Japanese international law professor Yuji Iwasawa was elected a judge of the International Court of Justice in a simultaneous two-chamber vote at the United Nations on Friday.
Iwasawa, 64, fills a vacancy left by 85-year-old Hisashi Owada who retired on June 7. He will serve the remainder of Owada’s nine-year term, which runs until Feb. 5, 2021.
“I want to dedicate myself to the promotion of rule of law, making use of my past experience,” Iwasawa told reporters after his unopposed candidacy won support from 184 members of the 193-strong General Assembly and all 15 Security Council members.
Iwasawa, currently a professor of international law at the University of Tokyo graduate school, is the fourth Japanese to serve in world court in The Hague, the Netherlands.
He has chaired the U.N.’s Human Rights Committee and served as a judge for the Asian Development Bank’s administrative tribunal among other high-level international roles.
Owada, father of Japanese Crown Princess Masako, is a former diplomat who served as Japan’s vice foreign minister and ambassador to the United Nations.
During his 15-year service in the ICJ that began in 2003, Owada served as chief of the world court between 2009 and 2012, becoming the first Japanese to do so.
The ICJ is composed of 15 judges elected to nine-year terms, with no two judges of the same nationality allowed to serve at the same time.

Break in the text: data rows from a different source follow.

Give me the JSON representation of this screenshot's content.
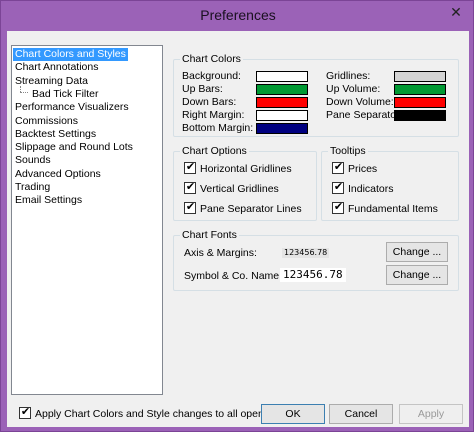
{
  "window": {
    "title": "Preferences",
    "close_glyph": "✕"
  },
  "tree": {
    "items": [
      {
        "label": "Chart Colors and Styles",
        "selected": true
      },
      {
        "label": "Chart Annotations"
      },
      {
        "label": "Streaming Data"
      },
      {
        "label": "Bad Tick Filter",
        "child": true
      },
      {
        "label": "Performance Visualizers"
      },
      {
        "label": "Commissions"
      },
      {
        "label": "Backtest Settings"
      },
      {
        "label": "Slippage and Round Lots"
      },
      {
        "label": "Sounds"
      },
      {
        "label": "Advanced Options"
      },
      {
        "label": "Trading"
      },
      {
        "label": "Email Settings"
      }
    ]
  },
  "chart_colors": {
    "title": "Chart Colors",
    "left": [
      {
        "label": "Background:",
        "color": "#ffffff"
      },
      {
        "label": "Up Bars:",
        "color": "#009933"
      },
      {
        "label": "Down Bars:",
        "color": "#ff0000"
      },
      {
        "label": "Right Margin:",
        "color": "#ffffff"
      },
      {
        "label": "Bottom Margin:",
        "color": "#000080"
      }
    ],
    "right": [
      {
        "label": "Gridlines:",
        "color": "#d4d4d4"
      },
      {
        "label": "Up Volume:",
        "color": "#009933"
      },
      {
        "label": "Down Volume:",
        "color": "#ff0000"
      },
      {
        "label": "Pane Separator:",
        "color": "#000000"
      }
    ]
  },
  "chart_options": {
    "title": "Chart Options",
    "items": [
      {
        "label": "Horizontal Gridlines",
        "checked": true
      },
      {
        "label": "Vertical Gridlines",
        "checked": true
      },
      {
        "label": "Pane Separator Lines",
        "checked": true
      }
    ]
  },
  "tooltips": {
    "title": "Tooltips",
    "items": [
      {
        "label": "Prices",
        "checked": true
      },
      {
        "label": "Indicators",
        "checked": true
      },
      {
        "label": "Fundamental Items",
        "checked": true
      }
    ]
  },
  "chart_fonts": {
    "title": "Chart Fonts",
    "axis_label": "Axis & Margins:",
    "axis_sample": "123456.78",
    "axis_button": "Change ...",
    "symbol_label": "Symbol & Co. Name:",
    "symbol_sample": "123456.78",
    "symbol_button": "Change ..."
  },
  "footer": {
    "apply_all_label": "Apply Chart Colors and Style changes to all open Charts",
    "apply_all_checked": true,
    "ok": "OK",
    "cancel": "Cancel",
    "apply": "Apply"
  }
}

The court is the principal judicial organ of the United Nations, functioning to settle disputes between member states and present advisory opinions which carry weight.